A queue maintains a first in/first out (FIFO) order of data items. For instance, the customers waiting in line at a fast food restaurant are in a queue.
A queue is useful in producer/consumer situations, where one portion of code is creating data to be used by another portion. The advantage of using a queue is that the producer and consumer rates do not have to be identical. If consumption is slower than production, the queue will become full and the producer code will be forced to wait until the consumer has dequeued an element before a new element can be queued up.
Unlike an array, it is not possible to randomly access elements in a queue. It is strictly a buffer that provides you the ability to enqueue (add/insert) and dequeue (subtract/remove) elements. The only way to view all the elements in a queue is to dequeue them one by one. You cannot perform data manipulation to all the elements in a queue either.
Example use cases

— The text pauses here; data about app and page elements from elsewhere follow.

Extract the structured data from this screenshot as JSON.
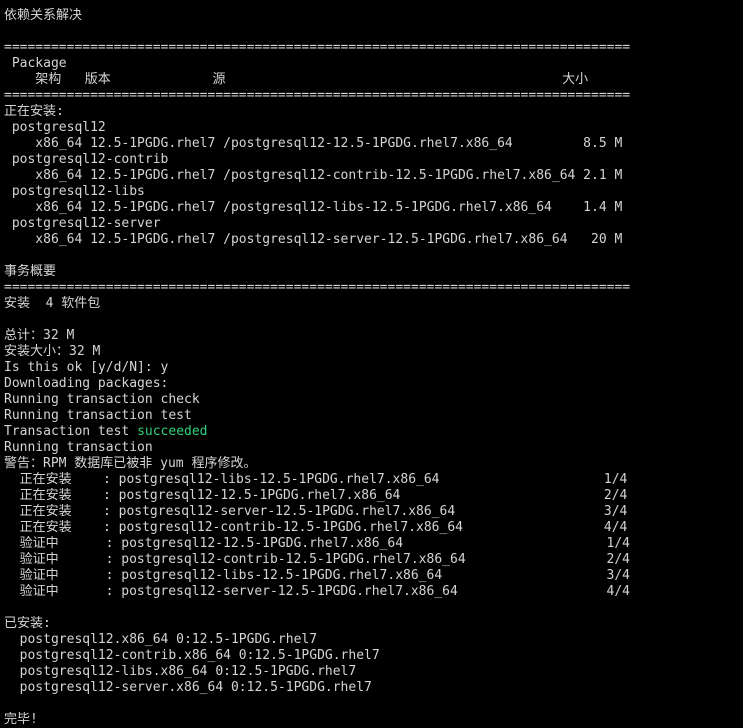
{
  "terminal": {
    "lines": [
      "依赖关系解决",
      "",
      "================================================================================",
      " Package",
      "    架构   版本             源                                           大小",
      "================================================================================",
      "正在安装:",
      " postgresql12",
      "    x86_64 12.5-1PGDG.rhel7 /postgresql12-12.5-1PGDG.rhel7.x86_64         8.5 M",
      " postgresql12-contrib",
      "    x86_64 12.5-1PGDG.rhel7 /postgresql12-contrib-12.5-1PGDG.rhel7.x86_64 2.1 M",
      " postgresql12-libs",
      "    x86_64 12.5-1PGDG.rhel7 /postgresql12-libs-12.5-1PGDG.rhel7.x86_64    1.4 M",
      " postgresql12-server",
      "    x86_64 12.5-1PGDG.rhel7 /postgresql12-server-12.5-1PGDG.rhel7.x86_64   20 M",
      "",
      "事务概要",
      "================================================================================",
      "安装  4 软件包",
      "",
      "总计：32 M",
      "安装大小：32 M",
      "Is this ok [y/d/N]: y",
      "Downloading packages:",
      "Running transaction check",
      "Running transaction test",
      "",
      "Running transaction",
      "警告：RPM 数据库已被非 yum 程序修改。",
      "  正在安装    : postgresql12-libs-12.5-1PGDG.rhel7.x86_64                     1/4",
      "  正在安装    : postgresql12-12.5-1PGDG.rhel7.x86_64                          2/4",
      "  正在安装    : postgresql12-server-12.5-1PGDG.rhel7.x86_64                   3/4",
      "  正在安装    : postgresql12-contrib-12.5-1PGDG.rhel7.x86_64                  4/4",
      "  验证中      : postgresql12-12.5-1PGDG.rhel7.x86_64                          1/4",
      "  验证中      : postgresql12-contrib-12.5-1PGDG.rhel7.x86_64                  2/4",
      "  验证中      : postgresql12-libs-12.5-1PGDG.rhel7.x86_64                     3/4",
      "  验证中      : postgresql12-server-12.5-1PGDG.rhel7.x86_64                   4/4",
      "",
      "已安装:",
      "  postgresql12.x86_64 0:12.5-1PGDG.rhel7",
      "  postgresql12-contrib.x86_64 0:12.5-1PGDG.rhel7",
      "  postgresql12-libs.x86_64 0:12.5-1PGDG.rhel7",
      "  postgresql12-server.x86_64 0:12.5-1PGDG.rhel7",
      "",
      "完毕!"
    ],
    "transaction_test_prefix": "Transaction test ",
    "transaction_test_status": "succeeded",
    "status_color": "#2fd17a"
  }
}
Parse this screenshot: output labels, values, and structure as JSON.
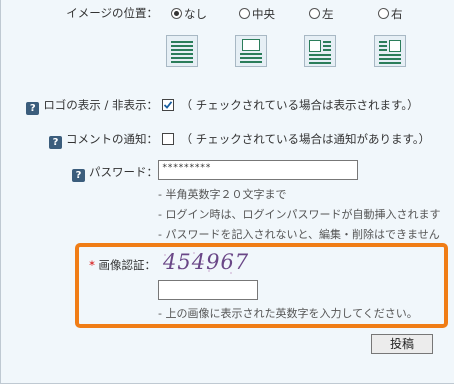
{
  "image_position": {
    "label": "イメージの位置：",
    "options": [
      {
        "label": "なし",
        "checked": true
      },
      {
        "label": "中央",
        "checked": false
      },
      {
        "label": "左",
        "checked": false
      },
      {
        "label": "右",
        "checked": false
      }
    ]
  },
  "logo_display": {
    "help": "?",
    "label": "ロゴの表示 / 非表示：",
    "checked": true,
    "note": "（ チェックされている場合は表示されます。）"
  },
  "comment_notify": {
    "help": "?",
    "label": "コメントの通知：",
    "checked": false,
    "note": "（ チェックされている場合は通知があります。）"
  },
  "password": {
    "help": "?",
    "label": "パスワード：",
    "value": "*********",
    "hints": [
      "- 半角英数字２０文字まで",
      "- ログイン時は、ログインパスワードが自動挿入されます",
      "- パスワードを記入されないと、編集・削除はできません"
    ]
  },
  "captcha": {
    "required_mark": "*",
    "label": "画像認証：",
    "code": "454967",
    "input_value": "",
    "hint": "- 上の画像に表示された英数字を入力してください。"
  },
  "submit_label": "投稿",
  "colors": {
    "highlight": "#f07d16",
    "help_icon": "#3b5d7c",
    "required": "#d40000"
  }
}
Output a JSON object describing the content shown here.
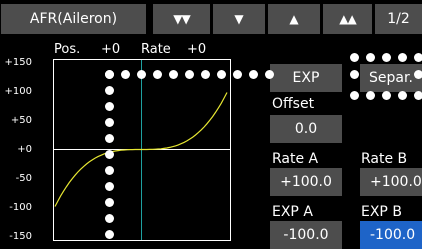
{
  "header": {
    "title": "AFR(Aileron)",
    "page": "1/2",
    "buttons": [
      {
        "name": "double-down-button",
        "glyph": "▼▼"
      },
      {
        "name": "down-button",
        "glyph": "▼"
      },
      {
        "name": "up-button",
        "glyph": "▲"
      },
      {
        "name": "double-up-button",
        "glyph": "▲▲"
      }
    ]
  },
  "graph": {
    "pos_label": "Pos.",
    "pos_value": "+0",
    "rate_label": "Rate",
    "rate_value": "+0",
    "y_ticks": [
      "+150",
      "+100",
      "+50",
      "+0",
      "-50",
      "-100",
      "-150"
    ],
    "curve_color": "#e6e632",
    "center_line_color": "#1ea0a0"
  },
  "controls": {
    "exp_button": "EXP",
    "separ_button": "Separ.",
    "offset_label": "Offset",
    "offset_value": "0.0",
    "rate_a_label": "Rate A",
    "rate_a_value": "+100.0",
    "rate_b_label": "Rate B",
    "rate_b_value": "+100.0",
    "exp_a_label": "EXP A",
    "exp_a_value": "-100.0",
    "exp_b_label": "EXP B",
    "exp_b_value": "-100.0"
  }
}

Queued State Machines (Also known as Queue Driven State Machines, or QDSMs).